“Employees have shown they can make it work well and productively for businesses and I would be very surprised if people aren’t out there asking for these kinds of measures as a regular part of their jobs,” says Professor Ray Cooper, an employment relations expert at Sydney University’s Business School. (Excerpt from The Sydney Morning Herald.)
A number of legal and accounting firms continue to support employees working from home, and Westpac has indicated that based on increased productivity, staff may continue to be home-based if they wish. Australian software giant Atlassian announced in August 2020 that they would not require employees to return to the office, but would allow them to choose to work from home, the office or a combination of both. Fast forward to December 2020, and they’re still making good on that promise.
“We’ve always thought a lot about how do we have the best of both worlds?”says Scott Hazard, Head of Workplace Experience at Atlassian. “How do we let people balance their personal lives and the things that often aren’t centred around our offices or our global facilities, while at the same time recognising that the facilities in our offices do play a role in our culture, the way people connect and how we collaborate on work,”. (Quotation from Business Insider.)
Like Atlassian, it appears businesses around the globe are embracing the change wholeheartedly and preparing for its permanence. Graphisoft, an architectural and software design firm in Budapest, Hungary have advertised a work from home managerial role seeking to fill it with someone who can “conceptualise how the firm should hire and expand in the future, given new habits of remote working, and synthesise new thinking on how to get the best out of people.” (Quotation from Reuters.)
So how will companies manage remuneration in a world where employees may WFA?
Our experience tells us that apart from the typical ingredients including industry sector, size of job and experience, salaries have been set based on office location. Whether it be Perth, Sydney or Karratha, location of the company office has historically been a key determinant of pay rates to ensure the workforce is relative to other competitors locally. However, times have been changing in recent years where state–based differences in Australian remuneration have become minimal as key talent is sourced across the continent or even overseas where working remotely grows in prevalence. Now fuelled by recent events, more and more roles may WFA and the sourcing of ‘global’ talent will mean traditional salary approaches may require a more nuanced approach.

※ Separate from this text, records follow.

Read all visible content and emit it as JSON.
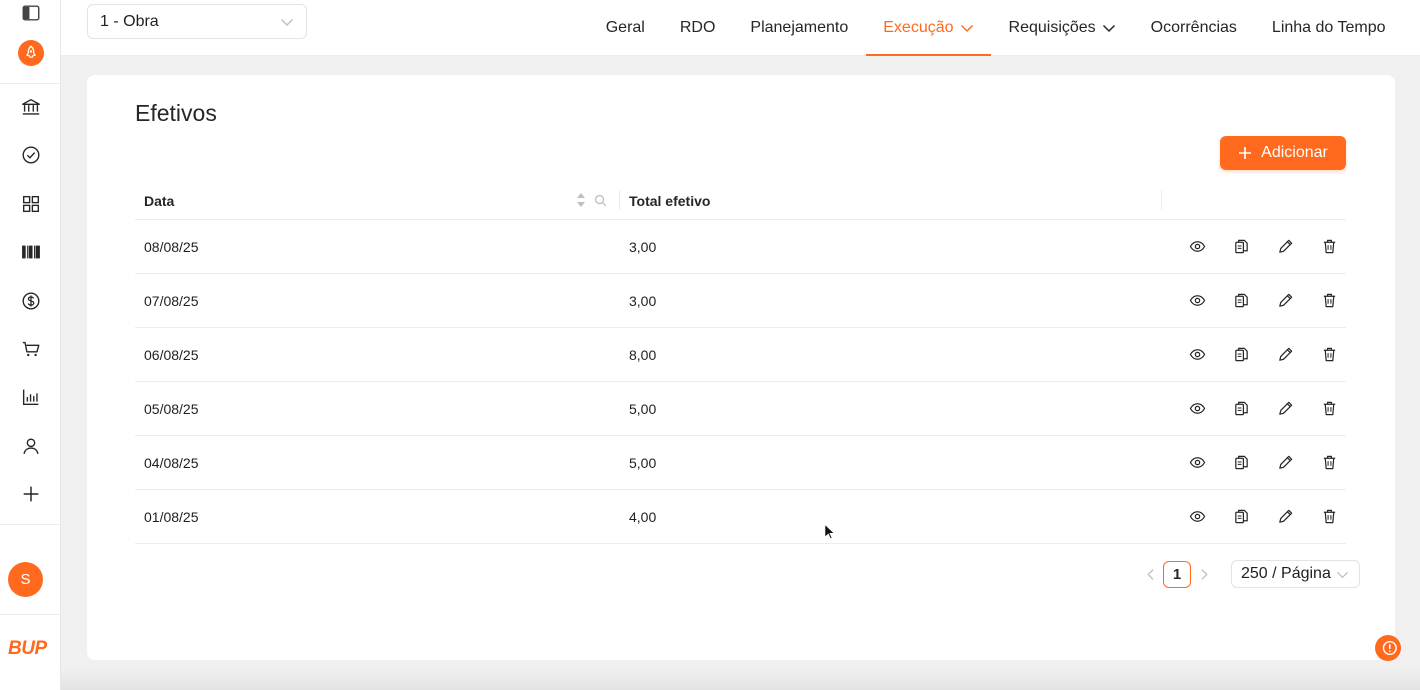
{
  "theme": {
    "accent": "#ff6a1f",
    "text": "#262626",
    "muted": "#bfbfbf",
    "brand": "#ff6a1f"
  },
  "sidebar": {
    "items": [
      {
        "icon": "bank-icon",
        "name": "sidebar-item-bank"
      },
      {
        "icon": "check-circle-icon",
        "name": "sidebar-item-tasks"
      },
      {
        "icon": "grid-icon",
        "name": "sidebar-item-apps"
      },
      {
        "icon": "barcode-icon",
        "name": "sidebar-item-stock"
      },
      {
        "icon": "dollar-circle-icon",
        "name": "sidebar-item-finance"
      },
      {
        "icon": "cart-icon",
        "name": "sidebar-item-purchases"
      },
      {
        "icon": "bar-chart-icon",
        "name": "sidebar-item-reports"
      },
      {
        "icon": "user-icon",
        "name": "sidebar-item-users"
      },
      {
        "icon": "plus-icon",
        "name": "sidebar-item-add"
      }
    ],
    "avatar_initial": "S",
    "brand_text": "BUP"
  },
  "header": {
    "project_select": "1 - Obra",
    "nav": [
      {
        "label": "Geral",
        "active": false,
        "dropdown": false
      },
      {
        "label": "RDO",
        "active": false,
        "dropdown": false
      },
      {
        "label": "Planejamento",
        "active": false,
        "dropdown": false
      },
      {
        "label": "Execução",
        "active": true,
        "dropdown": true
      },
      {
        "label": "Requisições",
        "active": false,
        "dropdown": true
      },
      {
        "label": "Ocorrências",
        "active": false,
        "dropdown": false
      },
      {
        "label": "Linha do Tempo",
        "active": false,
        "dropdown": false
      }
    ]
  },
  "page": {
    "title": "Efetivos",
    "add_button": "Adicionar"
  },
  "table": {
    "columns": [
      "Data",
      "Total efetivo"
    ],
    "rows": [
      {
        "date": "08/08/25",
        "total": "3,00"
      },
      {
        "date": "07/08/25",
        "total": "3,00"
      },
      {
        "date": "06/08/25",
        "total": "8,00"
      },
      {
        "date": "05/08/25",
        "total": "5,00"
      },
      {
        "date": "04/08/25",
        "total": "5,00"
      },
      {
        "date": "01/08/25",
        "total": "4,00"
      }
    ],
    "row_actions": [
      "eye-icon",
      "copy-icon",
      "edit-icon",
      "delete-icon"
    ]
  },
  "pagination": {
    "current_page": "1",
    "page_size": "250 / Página"
  }
}
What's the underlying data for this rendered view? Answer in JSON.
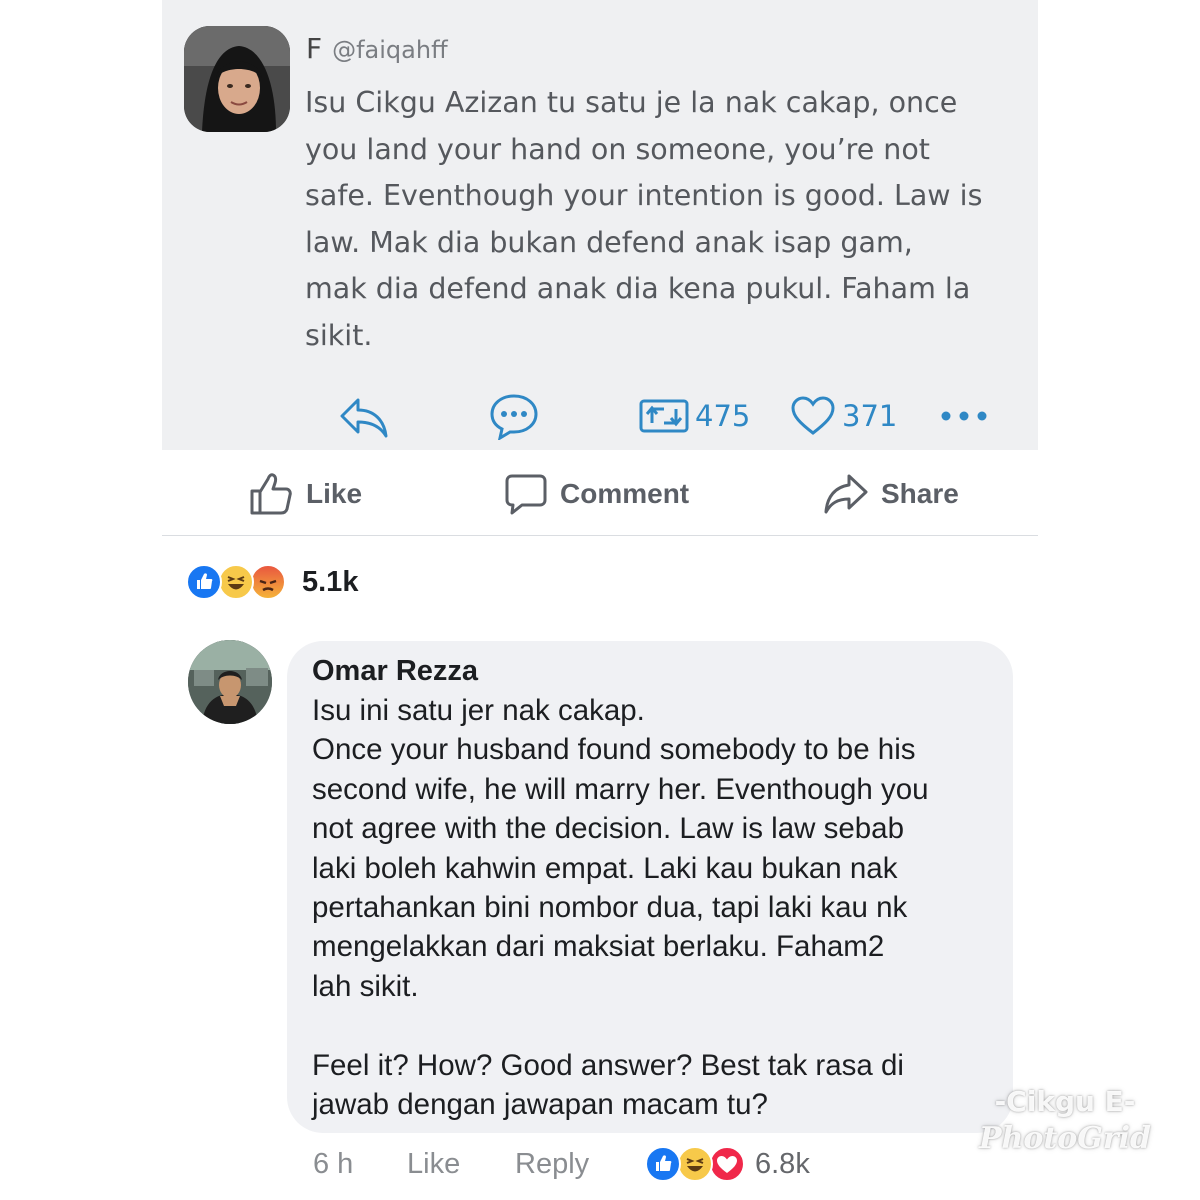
{
  "tweet": {
    "name": "F",
    "handle": "@faiqahff",
    "text": "Isu Cikgu Azizan tu satu je la nak cakap, once\nyou land your hand on someone, you’re not\nsafe. Eventhough your intention is good. Law is\nlaw. Mak dia bukan defend anak isap gam,\nmak dia defend anak dia kena pukul. Faham la\nsikit.",
    "actions": {
      "reply_icon": "reply-arrow-icon",
      "dm_icon": "speech-bubble-icon",
      "retweet_icon": "retweet-icon",
      "retweet_count": "475",
      "like_icon": "heart-outline-icon",
      "like_count": "371",
      "more_icon": "ellipsis-icon"
    },
    "accent_color": "#2f88c5"
  },
  "fb_actions": {
    "like_label": "Like",
    "comment_label": "Comment",
    "share_label": "Share"
  },
  "post_reactions": {
    "types": [
      "like",
      "haha",
      "angry"
    ],
    "count": "5.1k"
  },
  "comment": {
    "author": "Omar Rezza",
    "text": "Isu ini satu jer nak cakap.\nOnce your husband found somebody to be his\nsecond wife, he will marry her. Eventhough you\nnot agree with the decision. Law is law sebab\nlaki boleh kahwin empat. Laki kau bukan nak\npertahankan bini nombor dua, tapi laki kau nk\nmengelakkan dari maksiat berlaku. Faham2\nlah sikit.\n\nFeel it? How? Good answer? Best tak rasa di\njawab dengan jawapan macam tu?",
    "time": "6 h",
    "like_label": "Like",
    "reply_label": "Reply",
    "reaction_types": [
      "like",
      "haha",
      "love"
    ],
    "reaction_count": "6.8k"
  },
  "watermark": {
    "line1": "-Cikgu E-",
    "line2": "PhotoGrid"
  }
}
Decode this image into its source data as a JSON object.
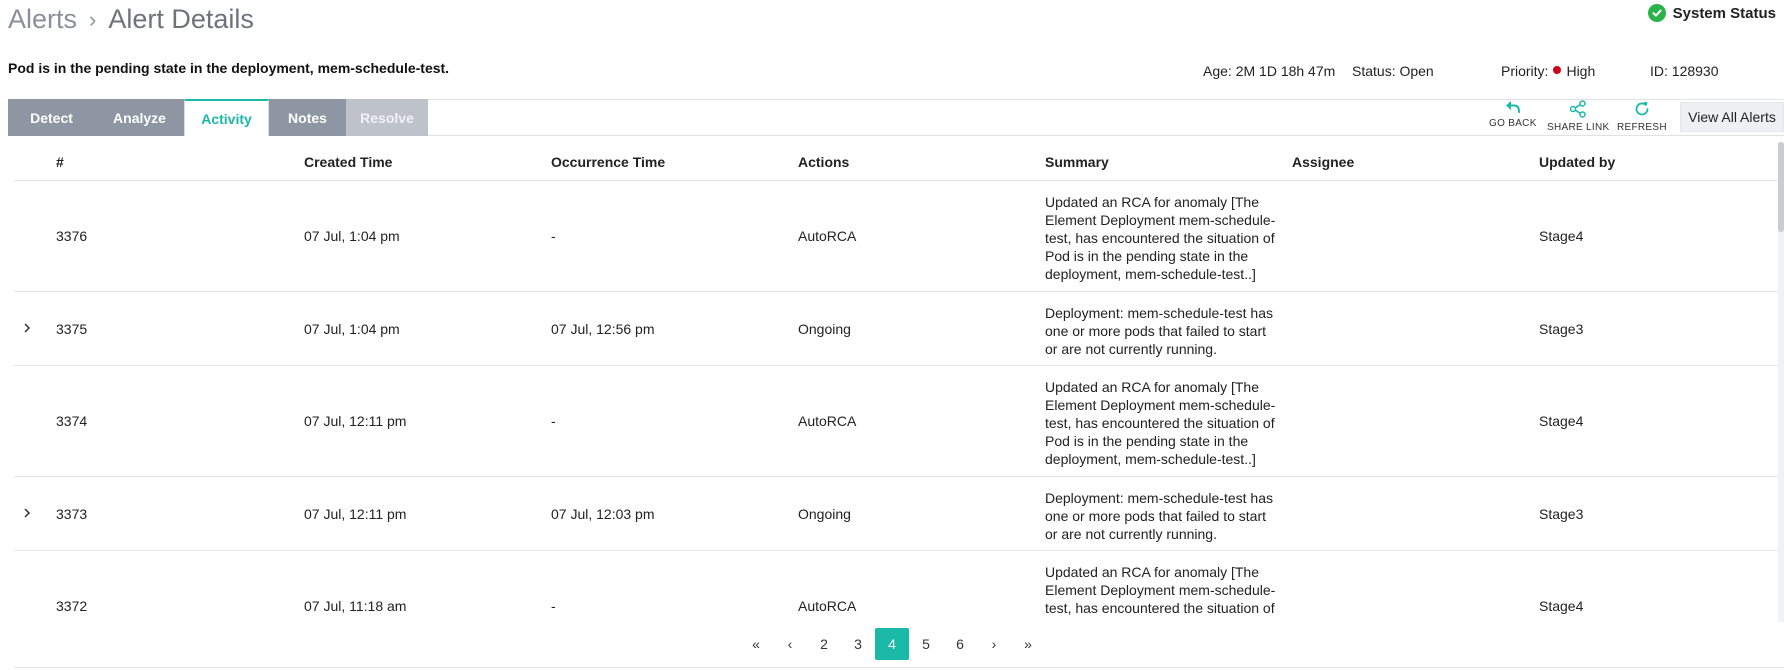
{
  "breadcrumb": {
    "parent": "Alerts",
    "separator": "›",
    "current": "Alert Details"
  },
  "system_status": {
    "label": "System Status",
    "color": "#2bb34a",
    "icon": "check-circle-icon"
  },
  "alert": {
    "title": "Pod is in the pending state in the deployment, mem-schedule-test.",
    "age": "Age: 2M 1D 18h 47m",
    "status": "Status: Open",
    "priority_label": "Priority:",
    "priority_value": "High",
    "priority_color": "#d0021b",
    "id": "ID: 128930"
  },
  "tabs": [
    {
      "label": "Detect",
      "state": "default"
    },
    {
      "label": "Analyze",
      "state": "default"
    },
    {
      "label": "Activity",
      "state": "active"
    },
    {
      "label": "Notes",
      "state": "default"
    },
    {
      "label": "Resolve",
      "state": "disabled"
    }
  ],
  "toolbar": {
    "go_back": "GO BACK",
    "share_link": "SHARE LINK",
    "refresh": "REFRESH",
    "view_all": "View All Alerts",
    "accent": "#1bb9a8"
  },
  "table": {
    "headers": [
      "#",
      "Created Time",
      "Occurrence Time",
      "Actions",
      "Summary",
      "Assignee",
      "Updated by"
    ],
    "rows": [
      {
        "expandable": false,
        "id": "3376",
        "created": "07 Jul, 1:04 pm",
        "occurrence": "-",
        "action": "AutoRCA",
        "summary": "Updated an RCA for anomaly [The Element Deployment mem-schedule-test, has encountered the situation of Pod is in the pending state in the deployment, mem-schedule-test..]",
        "assignee": "",
        "updated_by": "Stage4"
      },
      {
        "expandable": true,
        "id": "3375",
        "created": "07 Jul, 1:04 pm",
        "occurrence": "07 Jul, 12:56 pm",
        "action": "Ongoing",
        "summary": "Deployment: mem-schedule-test has one or more pods that failed to start or are not currently running.",
        "assignee": "",
        "updated_by": "Stage3"
      },
      {
        "expandable": false,
        "id": "3374",
        "created": "07 Jul, 12:11 pm",
        "occurrence": "-",
        "action": "AutoRCA",
        "summary": "Updated an RCA for anomaly [The Element Deployment mem-schedule-test, has encountered the situation of Pod is in the pending state in the deployment, mem-schedule-test..]",
        "assignee": "",
        "updated_by": "Stage4"
      },
      {
        "expandable": true,
        "id": "3373",
        "created": "07 Jul, 12:11 pm",
        "occurrence": "07 Jul, 12:03 pm",
        "action": "Ongoing",
        "summary": "Deployment: mem-schedule-test has one or more pods that failed to start or are not currently running.",
        "assignee": "",
        "updated_by": "Stage3"
      },
      {
        "expandable": false,
        "id": "3372",
        "created": "07 Jul, 11:18 am",
        "occurrence": "-",
        "action": "AutoRCA",
        "summary": "Updated an RCA for anomaly [The Element Deployment mem-schedule-test, has encountered the situation of Pod is in the pending state in the deployment, mem-schedule-test..]",
        "assignee": "",
        "updated_by": "Stage4"
      }
    ]
  },
  "pagination": {
    "first": "«",
    "prev": "‹",
    "pages": [
      "2",
      "3",
      "4",
      "5",
      "6"
    ],
    "current": "4",
    "next": "›",
    "last": "»"
  }
}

Here are some ways companies may consider setting pay for the new WFA workforce.
1. Set remuneration based on the head office location
Whilst simple to manage as a ‘one size fits all’ model, remote workers may either financially gain or lose depending on their local cost of living.
2. Benchmarking remuneration to the worker’s location
A more tailored approach, ensures the remote worker remuneration is locally relevant based on where they live. The challenge however, is obtaining relevant market remuneration data and maintaining for multiple remote workers across various locations.
3. Differentiating pay structures based on cost of living levels
Using the head office to determine a base rate, a number of pay structures above (e.g., 120%) and below (e.g., 80%) are assigned to locations depending on their cost of living.
4. Standardise remuneration to one location (e.g. head office) and adjust (up or down) for each remote employee based on cost of living
Similar to alternative 3, however, specific to each individual circumstances.
The WFA arrangement is undoubtedly a growing trend and will challenge the traditional tried and tested remuneration philosophy ‘locally relevant and globally consistent’. Companies will need to review their pay approaches for a WFA workforce sooner rather than later, particularly in these challenging times where talent retention is critical and remuneration costs will require prudent management.